Divorce, the ‘D’ word is a frequently discussed topic and is often the cause of many bad jokes.
For those of us who have experienced the breakdown of a marriage or a relationship, the event is far from being a joke. It’s a gut wrenching, devastating and a wholly unpleasant experience.
The sad and sorry truth of the matter is that if a partnership or marriage breaks down, there are no winners, just battered, distressed and hurt participants.
Close to half of all marriages in Australia end up in divorce. The figures are similar for de facto relationships.
More and more Australians are experiencing the heartache and distress that flows from a relationship breakdown.
Ending a relationship brings a sense of loss – even if you are prepared. The decision to separate might be your decision or it might be a decision which is forced upon you.
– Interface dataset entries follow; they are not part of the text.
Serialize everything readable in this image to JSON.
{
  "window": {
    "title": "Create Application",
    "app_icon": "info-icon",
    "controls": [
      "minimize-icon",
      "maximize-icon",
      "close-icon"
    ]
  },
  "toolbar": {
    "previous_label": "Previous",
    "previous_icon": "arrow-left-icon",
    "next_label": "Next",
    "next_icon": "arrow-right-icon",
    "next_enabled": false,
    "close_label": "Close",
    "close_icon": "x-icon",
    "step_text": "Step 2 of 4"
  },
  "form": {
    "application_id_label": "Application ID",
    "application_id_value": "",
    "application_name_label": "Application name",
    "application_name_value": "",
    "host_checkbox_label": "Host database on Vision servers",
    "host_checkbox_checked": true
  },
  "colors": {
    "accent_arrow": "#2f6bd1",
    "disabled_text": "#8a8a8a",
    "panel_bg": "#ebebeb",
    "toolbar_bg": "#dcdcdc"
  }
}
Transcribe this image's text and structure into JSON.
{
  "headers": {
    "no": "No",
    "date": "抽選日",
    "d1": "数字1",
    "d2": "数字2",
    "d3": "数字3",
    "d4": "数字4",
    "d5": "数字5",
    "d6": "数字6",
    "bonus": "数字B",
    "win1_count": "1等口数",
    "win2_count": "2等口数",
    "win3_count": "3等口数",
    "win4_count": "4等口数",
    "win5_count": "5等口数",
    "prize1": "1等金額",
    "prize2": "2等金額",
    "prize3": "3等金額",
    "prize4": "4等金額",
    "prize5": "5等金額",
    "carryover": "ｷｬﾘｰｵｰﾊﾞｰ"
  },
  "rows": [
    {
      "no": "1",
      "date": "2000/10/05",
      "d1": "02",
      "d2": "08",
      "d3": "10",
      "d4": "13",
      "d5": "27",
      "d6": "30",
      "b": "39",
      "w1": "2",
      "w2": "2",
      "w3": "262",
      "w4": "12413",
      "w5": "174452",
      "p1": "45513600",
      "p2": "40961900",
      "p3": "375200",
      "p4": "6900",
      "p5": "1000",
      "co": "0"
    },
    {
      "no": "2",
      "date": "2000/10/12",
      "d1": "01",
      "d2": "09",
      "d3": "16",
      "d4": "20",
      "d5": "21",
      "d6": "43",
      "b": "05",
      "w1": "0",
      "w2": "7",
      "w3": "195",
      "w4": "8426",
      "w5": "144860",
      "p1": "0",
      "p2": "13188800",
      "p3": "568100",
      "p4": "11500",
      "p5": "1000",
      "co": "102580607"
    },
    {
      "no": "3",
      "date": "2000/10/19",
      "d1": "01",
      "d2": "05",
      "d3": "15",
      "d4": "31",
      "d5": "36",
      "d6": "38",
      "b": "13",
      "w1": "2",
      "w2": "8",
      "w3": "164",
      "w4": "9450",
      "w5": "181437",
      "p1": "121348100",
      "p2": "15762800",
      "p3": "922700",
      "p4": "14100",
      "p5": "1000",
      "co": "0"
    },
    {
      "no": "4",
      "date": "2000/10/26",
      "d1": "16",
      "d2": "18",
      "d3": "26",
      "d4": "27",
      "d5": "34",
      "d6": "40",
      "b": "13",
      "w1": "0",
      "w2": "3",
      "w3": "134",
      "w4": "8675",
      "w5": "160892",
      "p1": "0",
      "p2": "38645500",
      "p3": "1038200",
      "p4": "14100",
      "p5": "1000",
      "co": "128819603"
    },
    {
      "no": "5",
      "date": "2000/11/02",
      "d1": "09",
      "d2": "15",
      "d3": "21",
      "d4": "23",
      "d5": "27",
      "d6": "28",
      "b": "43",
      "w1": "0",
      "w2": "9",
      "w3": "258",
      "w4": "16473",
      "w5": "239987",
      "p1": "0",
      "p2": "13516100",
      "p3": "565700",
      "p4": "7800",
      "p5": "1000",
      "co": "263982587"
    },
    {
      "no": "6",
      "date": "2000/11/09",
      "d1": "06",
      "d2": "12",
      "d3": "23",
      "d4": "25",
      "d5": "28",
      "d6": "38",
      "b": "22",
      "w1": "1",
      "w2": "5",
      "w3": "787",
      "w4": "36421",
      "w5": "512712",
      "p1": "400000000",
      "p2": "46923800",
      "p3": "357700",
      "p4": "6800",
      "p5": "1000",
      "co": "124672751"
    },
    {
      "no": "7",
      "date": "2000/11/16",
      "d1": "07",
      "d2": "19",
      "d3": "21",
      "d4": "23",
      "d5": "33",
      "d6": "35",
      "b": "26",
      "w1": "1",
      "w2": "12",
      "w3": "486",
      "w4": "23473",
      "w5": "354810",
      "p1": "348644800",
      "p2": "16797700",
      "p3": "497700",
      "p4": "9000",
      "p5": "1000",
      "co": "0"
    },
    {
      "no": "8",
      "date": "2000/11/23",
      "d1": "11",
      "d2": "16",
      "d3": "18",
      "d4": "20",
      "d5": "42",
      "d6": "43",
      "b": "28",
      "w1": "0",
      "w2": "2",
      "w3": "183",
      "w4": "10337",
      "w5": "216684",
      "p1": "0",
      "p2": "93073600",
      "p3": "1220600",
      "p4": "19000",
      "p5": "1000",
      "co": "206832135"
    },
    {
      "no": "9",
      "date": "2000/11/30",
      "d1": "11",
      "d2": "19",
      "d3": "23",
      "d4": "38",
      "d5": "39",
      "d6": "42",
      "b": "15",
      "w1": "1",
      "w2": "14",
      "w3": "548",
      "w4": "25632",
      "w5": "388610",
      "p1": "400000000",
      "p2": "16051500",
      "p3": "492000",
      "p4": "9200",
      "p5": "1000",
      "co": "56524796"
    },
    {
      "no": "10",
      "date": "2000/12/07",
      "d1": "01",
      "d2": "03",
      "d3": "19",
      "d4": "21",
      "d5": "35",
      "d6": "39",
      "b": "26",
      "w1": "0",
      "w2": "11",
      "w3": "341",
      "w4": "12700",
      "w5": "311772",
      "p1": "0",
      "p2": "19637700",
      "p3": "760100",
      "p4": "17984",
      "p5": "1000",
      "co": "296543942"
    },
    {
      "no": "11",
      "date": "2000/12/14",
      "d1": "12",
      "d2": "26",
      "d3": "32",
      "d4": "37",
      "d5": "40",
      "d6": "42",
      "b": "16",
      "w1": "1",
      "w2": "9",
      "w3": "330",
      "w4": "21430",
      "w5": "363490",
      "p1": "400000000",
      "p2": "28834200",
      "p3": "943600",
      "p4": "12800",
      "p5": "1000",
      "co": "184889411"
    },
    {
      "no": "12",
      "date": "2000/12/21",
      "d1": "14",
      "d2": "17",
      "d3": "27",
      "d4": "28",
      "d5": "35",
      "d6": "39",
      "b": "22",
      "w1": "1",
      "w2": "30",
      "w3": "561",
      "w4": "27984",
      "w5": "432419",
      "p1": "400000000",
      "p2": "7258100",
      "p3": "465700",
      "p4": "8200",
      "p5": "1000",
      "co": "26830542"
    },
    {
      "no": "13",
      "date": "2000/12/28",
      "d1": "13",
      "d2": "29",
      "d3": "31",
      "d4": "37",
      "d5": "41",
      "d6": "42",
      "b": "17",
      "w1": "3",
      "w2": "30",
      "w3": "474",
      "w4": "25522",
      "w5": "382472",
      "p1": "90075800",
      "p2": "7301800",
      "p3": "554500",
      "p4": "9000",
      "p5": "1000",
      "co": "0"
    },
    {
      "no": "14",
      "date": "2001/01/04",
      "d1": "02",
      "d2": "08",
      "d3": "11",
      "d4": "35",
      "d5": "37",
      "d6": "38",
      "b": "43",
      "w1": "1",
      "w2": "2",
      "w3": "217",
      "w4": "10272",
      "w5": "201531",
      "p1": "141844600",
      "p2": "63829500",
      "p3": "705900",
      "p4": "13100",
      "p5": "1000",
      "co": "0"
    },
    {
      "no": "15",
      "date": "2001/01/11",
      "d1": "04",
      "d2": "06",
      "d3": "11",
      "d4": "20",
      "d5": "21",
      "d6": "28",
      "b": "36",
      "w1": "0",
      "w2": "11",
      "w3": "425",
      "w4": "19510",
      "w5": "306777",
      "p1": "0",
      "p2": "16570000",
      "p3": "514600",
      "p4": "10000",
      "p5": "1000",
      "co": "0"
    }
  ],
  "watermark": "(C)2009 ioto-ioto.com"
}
Making the decision to separate is not easy and each of us will deal differently with the event. Always keep in mind that there is help available. Professional family counsellors can assist you to get through this difficult time and of course there are always friends.
So is there such a thing as a successful divorce? What is a successful divorce and what are the ingredients of a successful divorce?
If there is such a thing as a successful divorce then it is clearly not about winning battles. It’s about resolving differences – it’s about managing emotions and not letting emotions get out of control.
Separation and divorce bring a range of emotions – disappointment, a sense of failure, anger and even hatred. Anger and hatred are negative emotions – they usually lead to the destruction of any continuation of a relationship with your spouse or partner.
So I hear you say, ‘What continuing relationship?’ Keep in mind that there are probably those little people called children sitting outside the arena waiting for the adults to get things sorted. Whether you like it or not, both you and your spouse or partner will have a continuing interest in your children. A sound basis for making the best decisions now and for the future of your children will be based in large measure on having at least a working relationship with your spouse or partner.
If there is such a thing as a successful divorce, it is my firmly held belief that such an outcome can best be achieved through the collaborative law process. This is a process which sets out to achieve a quicker and more cost-effective outcome.
In 1968 Tammy Wynette released a song called D-I-V-O-R-C-E. Visit www.azlyrics.com/lyrics/tammywynette/divorce and check out the lyrics.
The song is a poignant story of love gone wrong. The song was released before the collaborative law process gained recognition as an alternative to the court process but what is important about the lyrics is that Tammy identified 2 other ‘D’ words.
The first is about ‘dignity’. A very important element of the collaborative law process is making sure that both you and your spouse or your partner, retain your dignity. This is achieved by making sure that your collaborative lawyer guides you through the process and allows you, along with your spouse or partner, to make decisions as to what is fair and just and what is best for your children.
You and your spouse or partner do not ever give up the right to make decisions – you retain control of the decision-making process from the start to the finish. If the court option is taken up then the decision-making process resides with the court. You are in essence buying a decision maker and you both lose control of the process.
The second is about ‘damage’. If you choose to inflict damage on yourself or your spouse or partner, then that is your call. After all you and your partner are both adults and you are the main participants in the potential disaster called divorce.
Don’t make your children collateral damage. I know you don’t want to – I know that your children are your most valuable assets. I also know that you want to manage and limit any damage in the separation/divorce process because you know that what you and your spouse or partner do at this stage will have a long term impact on the well being of your children.
So let’s get to the core issues – firstly, there are matters relating to the parenting of children and secondly, there are matters relating to the division of your personal wealth and income.
Almost all clients are seeking the same outcome – a formal agreement dealing with parenting and/or financial matters. It is the path taken to achieve that agreement where the differences lie.
Most clients are more than capable of making decisions that relate to their children and their finances. Why is that? Because clients make decisions like that every day. The breakdown of a relationship can just make things more difficult and that is where the guidance of a trained collaborative lawyer can help.
So, before you do anything that you might later regret, sit down and calmly assess your situation. If you need to, take advice from a lawyer or other professionals. Above all, you owe it to yourself and your children. Decisions made in haste are quite often difficult to turn around.
If you want to learn more about the collaborative law process for dealing with separation and divorce then visit our website here.
If you would like to contact Don Gayler then he can be contacted on firstname.lastname@example.org or by telephoning 07 4124 7100.
If you would like to contact Lesley Powell, a fellow collaborative law practitioner, she can be contacted on email@example.com or by telephoning 07 4125 6333.